– Polarizing looks
Svart and Vit share the same bodywork; a four-piece design that hides the fuel tank and subframe, creating an almost monocoque-like effect. In fact, the two bikes are virtually identical, save for their color schemes and a handful of parts which I will point out.
The biggest difference is their individual riding positions, and that’s really just down to the handlebars. The Vitpilen has clip-ons mounted directly to its top triple clamp, while the Svartpilen gets higher scrambler-style bars. As for their foot control positions and seat heights (35 inches), those are identical. This bike is tiny! I mean scooter tiny yet the seating position at 35″ means vertically challenged riders will have issues flat footing this bike. It’s very difficult for me to share in words how bizarre the geometry is on this bike, but it works nicely. Small, tiny, and tall, kind of oxymoronic no?
The price of admission is $6,299. About the price of a new Vespa 300 these days. I have heard many friends say crikey that’s expensive! I guess my answer would be how much is a Ducati Scrambler? 10, 11 maybe a skosh under 12 thousand. Heck, when I was in the store walking around the showroom there was a Honda Monkey for $3,999 +++ the normal fertilizer fees. There are a plethora of really good bikes out there that you can purchase for quite a bit less than the Svartpilen that will serve you well. Pick your poison and don’t look back!
I have also read a comment that Husqvarna is the Lexus and KTM is the Toyota in the Austrian marque. This bike is a revamped Superduke 390 and is priced $1,000 more at $5,449, throw in a year or two older leftover and you can get a hella deal on one of these bikes. This begs the question is the ‘Pilen worth the extra doubloons? I won’t answer that but maybe when I get through with this thread you will be more prepared to answer that question yourself.

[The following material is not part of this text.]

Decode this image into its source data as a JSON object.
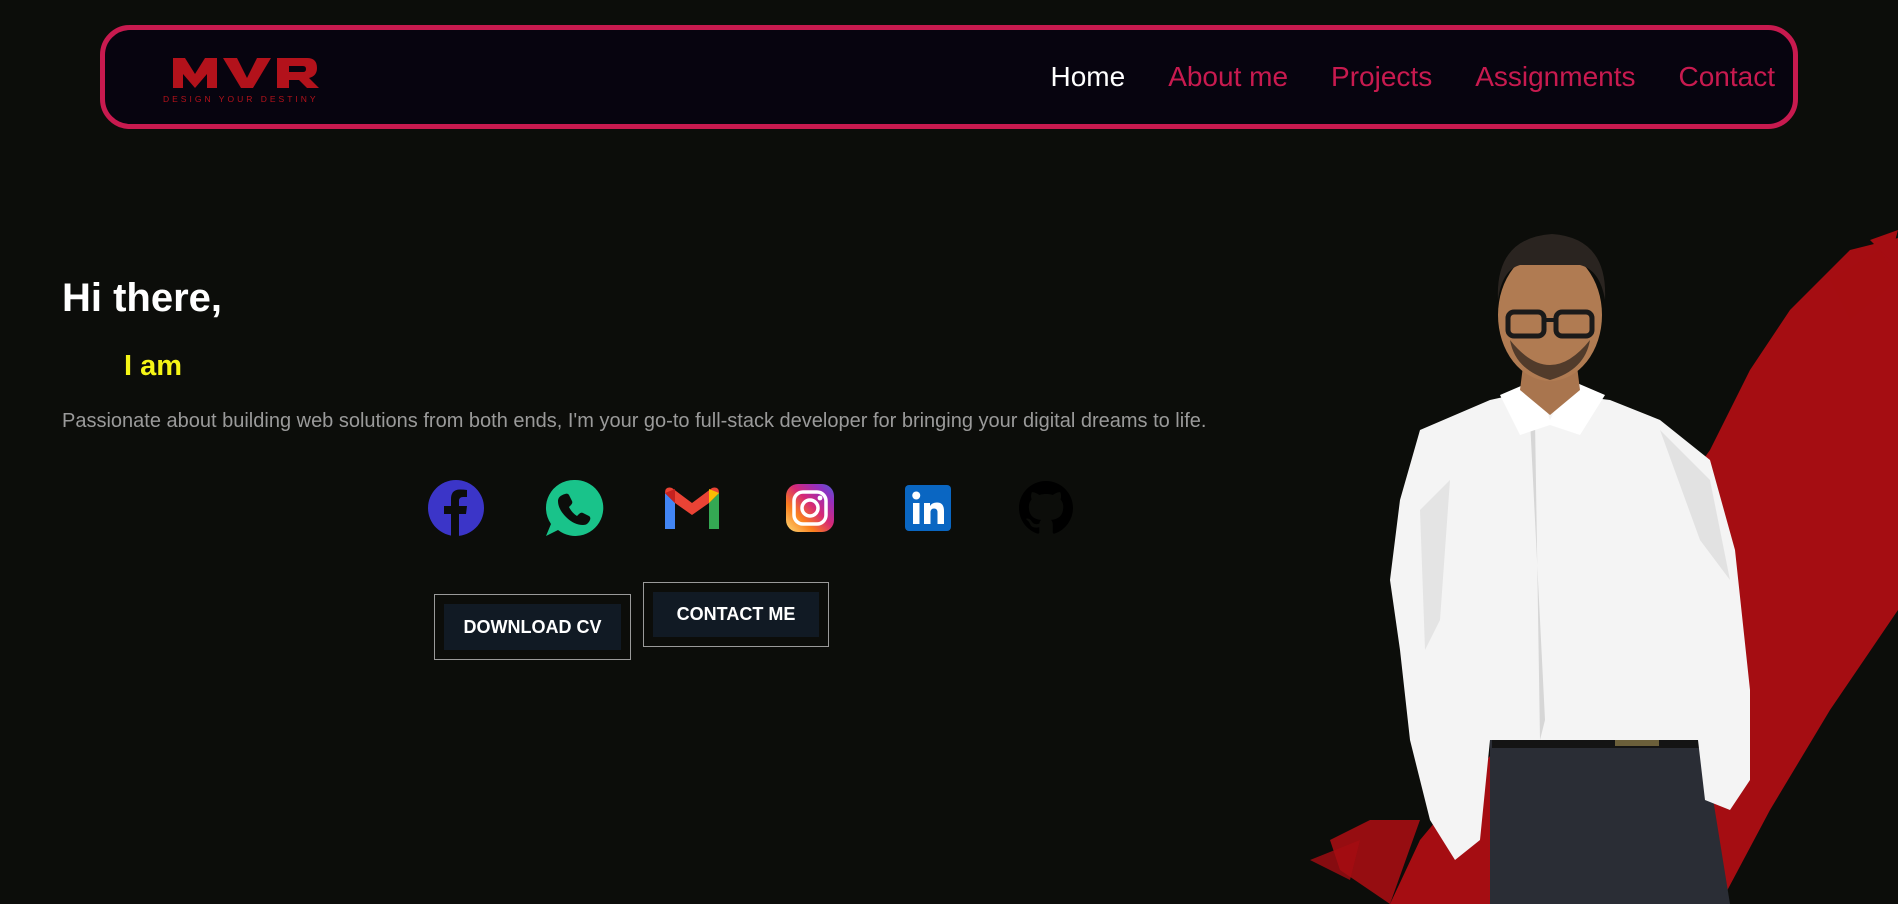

I think the driving force for the price point and horsepower of the SD390 and the 401s falls clearly on how the licensing structure works in the UK and other parts of the world. This particular bike requires an A2 licence.
Here’s a brief summary: https://www.visordown.com/features/learner/understand-january-19th-changes

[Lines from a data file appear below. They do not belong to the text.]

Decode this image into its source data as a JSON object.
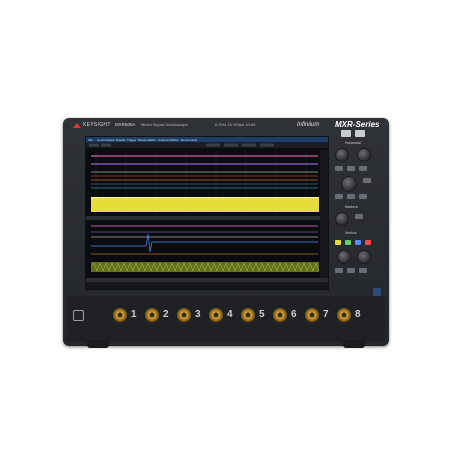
{
  "brand": {
    "name": "KEYSIGHT",
    "model": "MXR608A",
    "description": "Mixed Signal Oscilloscope",
    "specs": "6 GHz  16 GSa/s  10-bit"
  },
  "product_line": "Infiniium",
  "series": "MXR-Series",
  "screen": {
    "menu": [
      "File",
      "Control",
      "Setup",
      "Display",
      "Trigger",
      "Measure",
      "Math",
      "Analyze",
      "Utilities",
      "Demos",
      "Help"
    ]
  },
  "panel": {
    "horizontal_label": "Horizontal",
    "markers_label": "Markers",
    "vertical_label": "Vertical"
  },
  "channels": [
    {
      "number": "1"
    },
    {
      "number": "2"
    },
    {
      "number": "3"
    },
    {
      "number": "4"
    },
    {
      "number": "5"
    },
    {
      "number": "6"
    },
    {
      "number": "7"
    },
    {
      "number": "8"
    }
  ],
  "colors": {
    "ch1": "#f2e44a",
    "ch2": "#5fd35f",
    "ch3": "#4f8bff",
    "ch4": "#ff4a4a",
    "ch5": "#ff7ad9",
    "ch6": "#b07cff",
    "ch7": "#ffa640",
    "ch8": "#3fd6d6"
  }
}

Age 19-20 – 47 bhp max: the A2 licence. This is where the rules become slightly complex. From the age of 19, you are permitted to take an A2 test (which must be taken on a bike of at least 395cc, with a power output of between 25kW/33bhp and 35kW/47bhp). If you don’t already hold an A1 licence you will need to do a CBT beforehand, as always, and pass a theory test, before you take the practical test.
Upon passing, the rider is restricted to bikes with a limit of 35kW/47bhp and a power-to-weight ratio of no more than 0.2kW/0.26bhp per kg, for two years. The power-to-weight ratio is an important qualification because it makes drawing a distinction between ‘can ride’ and ‘can’t ride’ more nuanced than a simple bhp cap. In real terms, it imposes a minimum weight of 175kg for any bike using the full 47bhp, dashing hopes of super-lightweight 250s making a mockery of the bhp limit.
It’s relatively straightforward to restrict a bike, meaning you are not necessarily ruled out of riding the bike of your dreams – unless you are dreaming of anything ‘more than twice’ as powerful. Any bike originally making more than 94 bhp is still out of reach of the A2 licence.
You will need to hold the A2 licence for two years before you can move on to a full A licence. Examples of A2 permissable bikes include: Honda NC700, Kawasaki Z800e, BMW G650GS.
Take my Vespa 946 that came to North America with a 155cc engine (thankfully) and the UK got a 125cc engine to conform to A1 licensing. You get the idea… The point is there are many factors that drive the HP, engine size at a price point that will sell.
That’s it for this installment, I have loads to share on my perspective of this bike while I patiently wait for the weather to get a little warmer. I hope it was worth a read on a cold January day for folks this winter.
Life is short, enjoy the ride.